Many times in life, we do not heed warnings. We think the warnings are for “the other guy” who doesn’t know what he or she is doing. We most always think we know what we are doing and we know what will happen afterward. Consider the time you may have thought you were doing something good, but it just so happened that after you broke whatever wall before you down, you were attacked by someone. We are to always tread with caution—meaning that we need to recognize and accept that after we do something or say something, there is a reaction to follow, and it might not be what we expect. This does not mean we do not do anything, but that we cling closely to our Father, and as we abide in Him and better understand His will, we trust Him with any outcome and press forward as He directs. No matter the outcome, we can trust He is faithful and we have a bright future in eternity with He Who created all things for His glory.
“He who digs a pit will fall into it, and a serpent will bite him who breaks through a wall. He who quarries stones is hurt by them, and he who splits logs is endangered by them.” – Ecclesiastes 10:8-9 [ESV]
[The Loaned Money: Matthew 25:14-30]
- Also known as the Parable of the Talents
- A talent is a monetary unit worth about 20 years’ worth of wages.
- Talent is useless if it is not used.
- No one is without talent.
- Talents given according to ability – 5, 2, 1
Responsibility – Faithful over little, set you over much – Action is required
Time – Talent – Treasure
- We are to be RESPONSIBLE and CREATIVE
- We are all different but His expectations are always appropriate.
- Talents (Resources from God) + Action for God + Time (Gift from God)
= Profit for Kingdom
The third servant – the evil, lazy servant…
- Hid the talent because he was concerned with safety more than service
- To avoid not doing anything wrong, he ended up not doing anything right.
To be faithful, one must be:
- Focused on Jesus – All about Jesus, growing His Kingdom (Colossians 3:17)
- Founded in Jesus – Abide in Him (John 15)
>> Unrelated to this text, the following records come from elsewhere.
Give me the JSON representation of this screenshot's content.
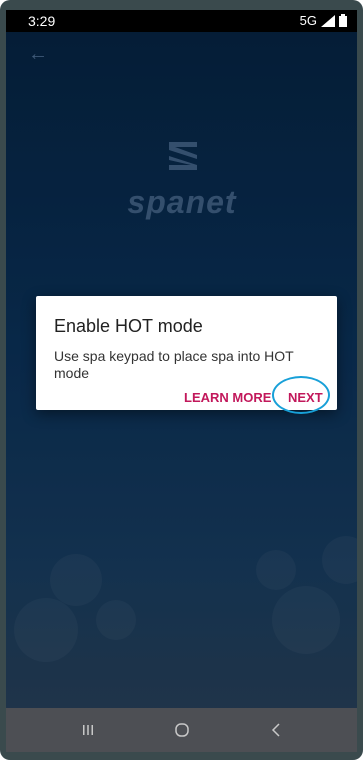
{
  "status_bar": {
    "time": "3:29",
    "network": "5G"
  },
  "logo": {
    "text": "spanet"
  },
  "dialog": {
    "title": "Enable HOT mode",
    "body": "Use spa keypad to place spa into HOT mode",
    "learn_more_label": "LEARN MORE",
    "next_label": "NEXT"
  },
  "icons": {
    "back": "back-arrow-icon",
    "signal": "signal-icon",
    "battery": "battery-icon",
    "recents": "recents-icon",
    "home": "home-icon",
    "nav_back": "nav-back-icon"
  },
  "colors": {
    "accent": "#c2185b",
    "highlight_circle": "#18a0d8",
    "background_top": "#06223f",
    "background_bottom": "#2a3f55"
  }
}
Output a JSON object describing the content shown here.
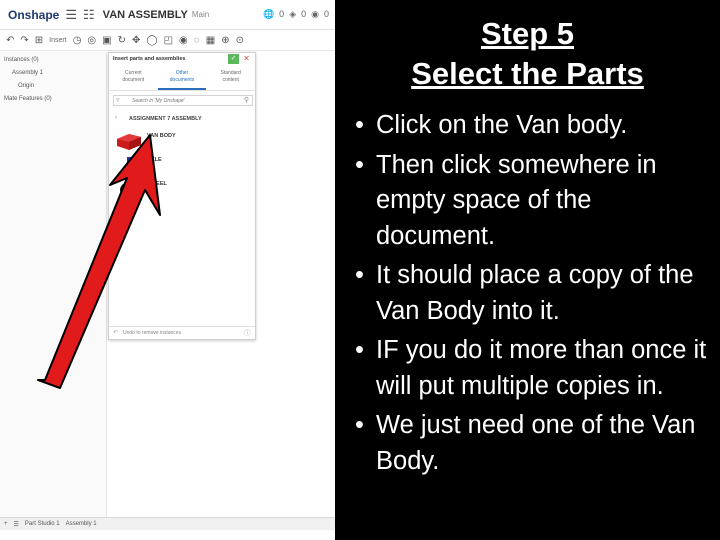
{
  "app": {
    "logo": "Onshape",
    "document_title": "VAN ASSEMBLY",
    "branch": "Main",
    "counts": [
      "0",
      "0",
      "0"
    ],
    "insert_label": "Insert"
  },
  "left_panel": {
    "instances_header": "Instances (0)",
    "assembly": "Assembly 1",
    "origin": "Origin",
    "mate_features": "Mate Features (0)"
  },
  "insert_dialog": {
    "title": "Insert parts and assemblies",
    "tabs": [
      {
        "line1": "Current",
        "line2": "document",
        "active": false
      },
      {
        "line1": "Other",
        "line2": "documents",
        "active": true
      },
      {
        "line1": "Standard",
        "line2": "content",
        "active": false
      }
    ],
    "search_placeholder": "Search in 'My Onshape'",
    "breadcrumb": "ASSIGNMENT 7 ASSEMBLY",
    "parts": [
      {
        "name": "VAN BODY",
        "color": "#cc1b1b"
      },
      {
        "name": "AXLE",
        "color": "#1e3aa8"
      },
      {
        "name": "WHEEL",
        "color": "#111111"
      }
    ],
    "footer_hint": "Undo to remove instances"
  },
  "bottom_tabs": {
    "part_studio": "Part Studio 1",
    "assembly": "Assembly 1"
  },
  "slide": {
    "title_line1": "Step 5",
    "title_line2": "Select the Parts",
    "bullets": [
      "Click on the Van body.",
      "Then click somewhere in empty space of the document.",
      "It should place a copy of the Van Body into it.",
      "IF you do it more than once it will put multiple copies in.",
      "We just need one of the Van Body."
    ]
  },
  "colors": {
    "background": "#000000",
    "text": "#ffffff",
    "arrow": "#e11b1b",
    "accent": "#2a6ebb"
  }
}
- Fearless for Jesus – Hope in Jesus = Boldness/Courage (2 Corinthians 3:12)
Bible Study Questions:
1) What was the Master’s commendations for the two successful servants?
2) What did the Master do for the successful servants?
3) The unfaithful servant was described as three words. How was he described?
4) What happened to the unfaithful servant when the Master returned?
5) How do we bury the talents God has given us?
6) How can we discover our talents? How can we use them for God’s glory?
7) How can we encourage others with their talents?
More Than A Story is a 12-week Sermon Series and Bible Study focused on the parables of Jesus.